Working out can help more than just your body — it can also give your mind a boost and help you avoid depression and anxiety.
The stress of the COVID-19 pandemic, families dealing with having to choose whether going back to school or staying virtual is best for the kids and the challenges of working during this time, in addition to the negative events that continue to happen around the country and the world, is enough to push everyone into a bit of depression and anxiety.
Working out often is known for physically transforming your body, but it also has an abundance of benefits for the mind. Exercising is the one consistent mood balancer. Besides putting you in a better mood, exercise can help alleviate the effects of depression and anxiety.

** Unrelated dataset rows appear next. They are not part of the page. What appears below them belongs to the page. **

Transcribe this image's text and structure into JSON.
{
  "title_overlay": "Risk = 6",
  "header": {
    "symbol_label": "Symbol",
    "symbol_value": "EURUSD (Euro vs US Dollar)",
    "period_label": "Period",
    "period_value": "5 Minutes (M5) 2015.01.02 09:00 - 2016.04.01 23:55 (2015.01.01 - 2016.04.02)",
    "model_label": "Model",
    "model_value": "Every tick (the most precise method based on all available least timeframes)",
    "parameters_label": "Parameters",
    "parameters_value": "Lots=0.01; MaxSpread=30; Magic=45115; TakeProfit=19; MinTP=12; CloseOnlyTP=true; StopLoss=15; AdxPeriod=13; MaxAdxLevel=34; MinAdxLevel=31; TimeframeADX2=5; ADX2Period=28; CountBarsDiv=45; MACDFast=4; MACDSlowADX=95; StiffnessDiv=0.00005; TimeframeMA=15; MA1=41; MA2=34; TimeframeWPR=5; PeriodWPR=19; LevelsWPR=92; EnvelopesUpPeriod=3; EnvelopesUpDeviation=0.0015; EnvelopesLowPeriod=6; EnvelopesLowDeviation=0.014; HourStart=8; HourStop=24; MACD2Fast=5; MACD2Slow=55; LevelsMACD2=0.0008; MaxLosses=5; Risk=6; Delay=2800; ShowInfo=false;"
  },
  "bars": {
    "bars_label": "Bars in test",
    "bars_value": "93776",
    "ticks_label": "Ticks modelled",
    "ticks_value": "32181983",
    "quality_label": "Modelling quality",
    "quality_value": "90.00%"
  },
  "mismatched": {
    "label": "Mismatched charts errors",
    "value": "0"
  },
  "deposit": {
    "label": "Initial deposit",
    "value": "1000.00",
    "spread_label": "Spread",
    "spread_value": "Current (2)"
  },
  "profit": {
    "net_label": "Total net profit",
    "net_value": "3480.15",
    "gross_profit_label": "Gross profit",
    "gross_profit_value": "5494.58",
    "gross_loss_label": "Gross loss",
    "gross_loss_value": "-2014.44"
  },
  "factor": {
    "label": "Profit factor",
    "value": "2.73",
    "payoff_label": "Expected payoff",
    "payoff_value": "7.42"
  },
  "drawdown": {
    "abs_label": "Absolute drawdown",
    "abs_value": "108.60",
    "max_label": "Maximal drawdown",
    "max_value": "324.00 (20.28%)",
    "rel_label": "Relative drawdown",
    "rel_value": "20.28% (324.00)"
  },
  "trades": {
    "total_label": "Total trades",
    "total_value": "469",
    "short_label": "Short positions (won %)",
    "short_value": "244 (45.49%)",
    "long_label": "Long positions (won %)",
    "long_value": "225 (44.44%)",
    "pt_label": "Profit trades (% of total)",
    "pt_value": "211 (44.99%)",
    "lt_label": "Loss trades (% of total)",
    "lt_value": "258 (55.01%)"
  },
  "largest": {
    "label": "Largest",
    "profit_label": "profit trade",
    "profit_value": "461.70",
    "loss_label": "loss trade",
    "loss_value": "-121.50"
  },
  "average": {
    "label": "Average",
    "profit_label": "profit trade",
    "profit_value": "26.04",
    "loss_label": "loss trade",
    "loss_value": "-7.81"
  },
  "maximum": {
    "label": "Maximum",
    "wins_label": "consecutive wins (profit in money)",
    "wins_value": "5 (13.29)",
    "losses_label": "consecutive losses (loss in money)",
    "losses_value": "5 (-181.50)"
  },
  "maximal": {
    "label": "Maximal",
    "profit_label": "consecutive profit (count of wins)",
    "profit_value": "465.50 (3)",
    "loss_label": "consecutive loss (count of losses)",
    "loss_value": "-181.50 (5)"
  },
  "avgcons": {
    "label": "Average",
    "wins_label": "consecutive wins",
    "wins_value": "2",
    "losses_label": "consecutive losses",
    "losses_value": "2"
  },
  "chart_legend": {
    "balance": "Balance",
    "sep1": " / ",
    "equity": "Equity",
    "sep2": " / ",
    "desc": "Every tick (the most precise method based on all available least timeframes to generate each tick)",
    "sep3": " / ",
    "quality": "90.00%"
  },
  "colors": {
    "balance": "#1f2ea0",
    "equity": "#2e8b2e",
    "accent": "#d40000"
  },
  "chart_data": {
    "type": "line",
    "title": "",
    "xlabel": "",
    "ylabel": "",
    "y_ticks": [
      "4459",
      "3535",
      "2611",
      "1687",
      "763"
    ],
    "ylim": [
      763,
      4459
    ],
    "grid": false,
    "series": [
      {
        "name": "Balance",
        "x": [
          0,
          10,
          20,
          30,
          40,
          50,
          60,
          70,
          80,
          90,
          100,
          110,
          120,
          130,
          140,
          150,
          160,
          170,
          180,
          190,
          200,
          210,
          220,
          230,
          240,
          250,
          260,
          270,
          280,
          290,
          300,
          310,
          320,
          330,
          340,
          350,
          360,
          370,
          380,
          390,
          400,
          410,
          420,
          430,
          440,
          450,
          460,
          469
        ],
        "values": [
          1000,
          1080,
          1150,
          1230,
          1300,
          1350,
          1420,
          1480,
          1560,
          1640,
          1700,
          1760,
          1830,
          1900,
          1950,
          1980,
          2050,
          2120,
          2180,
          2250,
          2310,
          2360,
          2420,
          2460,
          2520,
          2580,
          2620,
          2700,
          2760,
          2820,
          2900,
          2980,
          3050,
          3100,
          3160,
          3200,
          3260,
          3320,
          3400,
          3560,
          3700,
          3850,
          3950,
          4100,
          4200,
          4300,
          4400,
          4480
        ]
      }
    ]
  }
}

While those experiencing the symptoms of anxiety or depression should always seek advice from a mental health professional, people everywhere might just have one more reason to hit the gym or put on their walking shoes.
While anxiety and depression often leave people feeling isolated, it’s important to remember you are not alone. Most people you know have experienced at least one major depressive or anxiety episode this year.
Research has shown that, in many cases, exercise can be a vital part of treatment. Why? When you exercise, your body releases endorphins. By interacting with pain receptors in the brain, endorphins create a reduced perception of pain. Also known as “runner’s high,” this feeling generally allows for a more positive outlook on life and helps reduce the symptoms of mental illness.
Exercise doesn’t just enhance your mood, but it can also boost your self-esteem and confidence. Through staying physically active, you not only keep your body healthier but also tend to feel better about the way you look. Plus, by better coping with depression and anxiety, people may find themselves getting more socially active. This creates a positive cycle. The more social you are, the more comfortable you may feel opening up to others.
The correlation between stress and mental illness is strong. Highly stressed people are at an increased risk for feeling anxious or sad. Fortunately, exercising is an excellent method for tackling stress. When you’re working your body, you’re forced to focus on the present moment instead of worrying about the past or future.
I have several different types of training available. I Hate My Trainer Kids’ Bootcamp is a great way to get the kids out of the house and active. I Hate My Trainer is starting a Women’s Bootcamp at 10 a.m. Please call me at 813-786-1541 to get signed up for training, group trainings or any of my Bootcamp programs.
Mike Gartz is a personal trainer who owns I Hate My Trainer at 117 E. Reynolds St. Plant City.